Sign up
Here's how it works:
  1. Anybody can ask a question
  2. Anybody can answer
  3. The best answers are voted up and rise to the top

This question is related to another one by @Stefan, but it is not a duplicate of it. The questions are slightly different: the author simply wanted to know if this had been implemented, while I'm asking for help specifically on how to do this (in a particular way). Additionally, the other question got no useful answers for implementers, except a recent one that merely linked to my attempt at this.

Having explained the "duplicate" issue...

I'm on Ubuntu 14.04 using full disk encryption (LVM on top of LUKS) and I would like to incorporate luksSuspend into the suspend procedure (and later use luksResume) so that I can suspend to RAM without leaving key material on memory and the root unlocked.

I've tried to port a script for Arch Linux, so far without success: I honestly have no idea of what I'm doing...

Can anyone help me port this (or create something like this from scratch)? Or, at least, can anyone point me to documentation about how to hook stuff into the suspend procedures and how to keep the necessary binaries and scripts (such as cryptsetup) available even after all IO to root has been blocked (by luksSuspend)?

Concerning how to keep the necessary binaries and scripts available for resume, this other blog post (also for Arch) copied them to /boot; I would like however to use something more in the lines what Vianney used in the script I mentioned before, because that approach appears to be a bit more elegant in this aspect.

I haven't reached much, but my development can be found on GitHub.

share|improve this question
have you tried adding manual lock command to hibernate/resume actions ? for example adding udisksctl lock -b /dev/sda to a script in /etc/pm/sleep.d/ directory? – AliReza Mosajjal Aug 9 '15 at 7:08
Thanks, I'll look into it... From what I can already tell, this is more general than the LUKS only cryptsetup luksSuspend I've been using, but on the other hand requires unmounting the filesystem. Also, it probably wont work in a jail (since it communicates with the udisksd daemon) and couldn't be used to remount/resume the filesystem. – jonasmalacofilho Aug 10 '15 at 19:57
Even if removing the key material there is probably other confidential information in memory during suspend to RAM. So what's point in getting only rid of the luks key? – pefu Jan 28 at 9:47
@pefu Well, first, the amount of confidential info on disk can be much larger than that left in RAM. Additionally, the attacker capability to identify and/or change info on RAM is rather limited when compared to having access to the decrypted filesystem. – jonasmalacofilho Jan 28 at 10:23
@jonasmalacofilho: Well: I consider my private keys as the most confidential material in my laptop. Of course these private keys are also protected by a passphrase. On startup I usually load these keys and have a agent running which of course has a decrypted copy of these keys stored somewhere in RAM. So if my computer falls into the hands of a sophisticated attacker who is able to bypass any screen saver security and salvage the data from RAM I would be screwed even if I had destroyed the LUKS key in RAM before going into suspend. Right? – pefu Jan 29 at 9:17

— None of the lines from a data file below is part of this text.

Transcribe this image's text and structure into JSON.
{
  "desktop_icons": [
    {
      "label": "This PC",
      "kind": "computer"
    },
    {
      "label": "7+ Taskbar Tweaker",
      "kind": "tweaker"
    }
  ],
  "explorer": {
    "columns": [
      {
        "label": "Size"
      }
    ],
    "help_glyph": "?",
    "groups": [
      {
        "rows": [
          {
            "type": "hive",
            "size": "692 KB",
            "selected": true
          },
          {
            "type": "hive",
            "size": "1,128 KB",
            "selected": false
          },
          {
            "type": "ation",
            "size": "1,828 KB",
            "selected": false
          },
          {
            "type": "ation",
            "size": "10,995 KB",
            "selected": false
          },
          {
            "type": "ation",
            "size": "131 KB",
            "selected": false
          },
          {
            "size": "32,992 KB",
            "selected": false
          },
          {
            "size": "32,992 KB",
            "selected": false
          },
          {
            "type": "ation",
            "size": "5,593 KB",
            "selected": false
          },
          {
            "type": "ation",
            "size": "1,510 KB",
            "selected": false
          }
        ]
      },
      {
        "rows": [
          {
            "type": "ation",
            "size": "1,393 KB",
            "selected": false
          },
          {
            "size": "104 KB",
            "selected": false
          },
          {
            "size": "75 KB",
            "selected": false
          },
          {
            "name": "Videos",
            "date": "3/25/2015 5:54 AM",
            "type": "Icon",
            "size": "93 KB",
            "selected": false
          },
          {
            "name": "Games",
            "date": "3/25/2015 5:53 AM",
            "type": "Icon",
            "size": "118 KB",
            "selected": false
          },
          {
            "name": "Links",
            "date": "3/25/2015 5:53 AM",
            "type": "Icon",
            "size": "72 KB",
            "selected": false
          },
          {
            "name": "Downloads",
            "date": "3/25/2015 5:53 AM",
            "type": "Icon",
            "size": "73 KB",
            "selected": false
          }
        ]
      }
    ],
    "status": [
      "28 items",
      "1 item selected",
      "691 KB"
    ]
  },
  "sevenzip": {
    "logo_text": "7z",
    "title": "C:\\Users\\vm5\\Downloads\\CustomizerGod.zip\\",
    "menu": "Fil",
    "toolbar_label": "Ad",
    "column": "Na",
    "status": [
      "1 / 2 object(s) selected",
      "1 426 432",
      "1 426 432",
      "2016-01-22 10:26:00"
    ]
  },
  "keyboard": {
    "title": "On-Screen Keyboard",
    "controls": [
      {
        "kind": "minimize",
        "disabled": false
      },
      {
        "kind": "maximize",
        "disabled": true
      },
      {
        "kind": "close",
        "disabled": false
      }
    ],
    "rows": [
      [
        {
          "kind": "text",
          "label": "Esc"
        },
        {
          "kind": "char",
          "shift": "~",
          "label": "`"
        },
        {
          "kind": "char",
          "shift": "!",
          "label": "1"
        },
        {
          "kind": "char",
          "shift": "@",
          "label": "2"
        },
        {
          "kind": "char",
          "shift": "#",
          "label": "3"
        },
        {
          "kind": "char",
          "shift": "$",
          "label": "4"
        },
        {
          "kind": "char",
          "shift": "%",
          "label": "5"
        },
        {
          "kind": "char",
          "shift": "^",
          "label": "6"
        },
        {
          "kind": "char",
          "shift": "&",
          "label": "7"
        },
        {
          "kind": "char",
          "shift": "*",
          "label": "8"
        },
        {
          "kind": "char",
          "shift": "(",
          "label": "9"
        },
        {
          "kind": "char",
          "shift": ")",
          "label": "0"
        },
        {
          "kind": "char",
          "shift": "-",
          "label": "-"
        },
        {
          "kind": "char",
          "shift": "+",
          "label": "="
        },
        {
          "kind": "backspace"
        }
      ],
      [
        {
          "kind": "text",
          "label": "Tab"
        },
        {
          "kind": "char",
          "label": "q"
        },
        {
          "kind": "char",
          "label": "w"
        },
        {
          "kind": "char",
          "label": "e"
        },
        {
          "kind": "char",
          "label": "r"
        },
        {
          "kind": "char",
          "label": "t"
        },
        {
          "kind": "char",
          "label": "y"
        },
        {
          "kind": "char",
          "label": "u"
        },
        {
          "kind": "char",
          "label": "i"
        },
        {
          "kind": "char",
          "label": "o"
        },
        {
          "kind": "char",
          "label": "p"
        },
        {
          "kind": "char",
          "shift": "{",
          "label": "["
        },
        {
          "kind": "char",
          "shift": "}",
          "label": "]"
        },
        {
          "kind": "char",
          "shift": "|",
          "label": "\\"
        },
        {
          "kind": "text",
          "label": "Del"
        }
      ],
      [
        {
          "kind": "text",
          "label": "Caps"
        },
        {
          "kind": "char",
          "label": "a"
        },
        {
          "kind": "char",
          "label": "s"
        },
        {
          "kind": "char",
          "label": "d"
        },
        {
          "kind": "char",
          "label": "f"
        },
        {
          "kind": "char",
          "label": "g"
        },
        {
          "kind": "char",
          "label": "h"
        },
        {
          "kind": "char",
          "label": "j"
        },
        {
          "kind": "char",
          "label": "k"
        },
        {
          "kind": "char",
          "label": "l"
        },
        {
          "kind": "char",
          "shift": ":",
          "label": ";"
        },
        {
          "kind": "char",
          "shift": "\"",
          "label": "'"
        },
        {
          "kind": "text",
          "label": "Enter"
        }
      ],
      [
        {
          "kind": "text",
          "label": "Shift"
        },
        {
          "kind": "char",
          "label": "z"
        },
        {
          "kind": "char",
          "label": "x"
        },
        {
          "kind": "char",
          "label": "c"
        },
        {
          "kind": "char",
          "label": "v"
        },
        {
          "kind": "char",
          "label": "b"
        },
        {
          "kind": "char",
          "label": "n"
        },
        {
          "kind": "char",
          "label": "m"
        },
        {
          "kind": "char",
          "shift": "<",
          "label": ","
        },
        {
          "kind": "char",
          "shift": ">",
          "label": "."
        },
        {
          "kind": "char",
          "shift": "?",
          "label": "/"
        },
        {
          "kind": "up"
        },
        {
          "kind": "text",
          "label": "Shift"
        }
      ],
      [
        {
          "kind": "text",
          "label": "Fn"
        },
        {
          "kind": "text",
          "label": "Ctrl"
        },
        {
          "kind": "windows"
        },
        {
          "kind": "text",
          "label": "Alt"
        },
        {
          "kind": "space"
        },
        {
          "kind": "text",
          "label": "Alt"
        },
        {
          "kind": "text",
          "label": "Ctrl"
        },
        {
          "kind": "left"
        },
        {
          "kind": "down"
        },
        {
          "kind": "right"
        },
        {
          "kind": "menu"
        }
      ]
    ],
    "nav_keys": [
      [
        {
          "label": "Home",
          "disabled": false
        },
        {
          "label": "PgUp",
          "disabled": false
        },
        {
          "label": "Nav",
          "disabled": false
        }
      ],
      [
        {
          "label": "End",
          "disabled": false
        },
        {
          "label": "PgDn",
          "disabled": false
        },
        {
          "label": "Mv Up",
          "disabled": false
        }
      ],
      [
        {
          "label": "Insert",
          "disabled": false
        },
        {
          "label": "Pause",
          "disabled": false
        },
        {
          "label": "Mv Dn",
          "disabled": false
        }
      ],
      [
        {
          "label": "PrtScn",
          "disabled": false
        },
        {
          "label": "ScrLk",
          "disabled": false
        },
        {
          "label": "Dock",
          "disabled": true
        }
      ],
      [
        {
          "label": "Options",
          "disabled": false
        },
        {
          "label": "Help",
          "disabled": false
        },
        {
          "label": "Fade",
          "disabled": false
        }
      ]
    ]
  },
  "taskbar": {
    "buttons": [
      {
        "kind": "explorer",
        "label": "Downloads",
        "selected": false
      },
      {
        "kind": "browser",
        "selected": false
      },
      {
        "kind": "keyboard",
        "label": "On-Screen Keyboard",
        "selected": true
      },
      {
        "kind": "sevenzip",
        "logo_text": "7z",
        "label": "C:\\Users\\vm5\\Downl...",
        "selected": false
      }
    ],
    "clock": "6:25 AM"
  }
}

Sorry to state the obvious, but have you tried adding a script containing the cryptsetup luksSuspend/luksResume commands to the /usr/lib/pm-utils/sleep.d? If so what happened?

It would seem logical to me, to call stop/start the cryptdisks and cryptdisks_early services on hibernate/resume too. Would calling cryptdisks_stop and cryptdisks_start within a script in pm-utils/sleep.d do the trick? I assume this would have the same result as calling cryptsetup luksSuspend directly.

share|improve this answer
So far my approach was to change pm-suspend. However, there still appears to be some kernel modules loaded that require access to the root fs when trying to suspend (with echo mem > /sys/power/state). See the linked repository for more details. – jonasmalacofilho Sep 18 '15 at 13:36

protected by Community Jun 24 '14 at 20:35

Thank you for your interest in this question. Because it has attracted low-quality or spam answers that had to be removed, posting an answer now requires 10 reputation on this site (the association bonus does not count).

Would you like to answer one of these unanswered questions instead?

Not the answer you're looking for? Browse other questions tagged or ask your own question.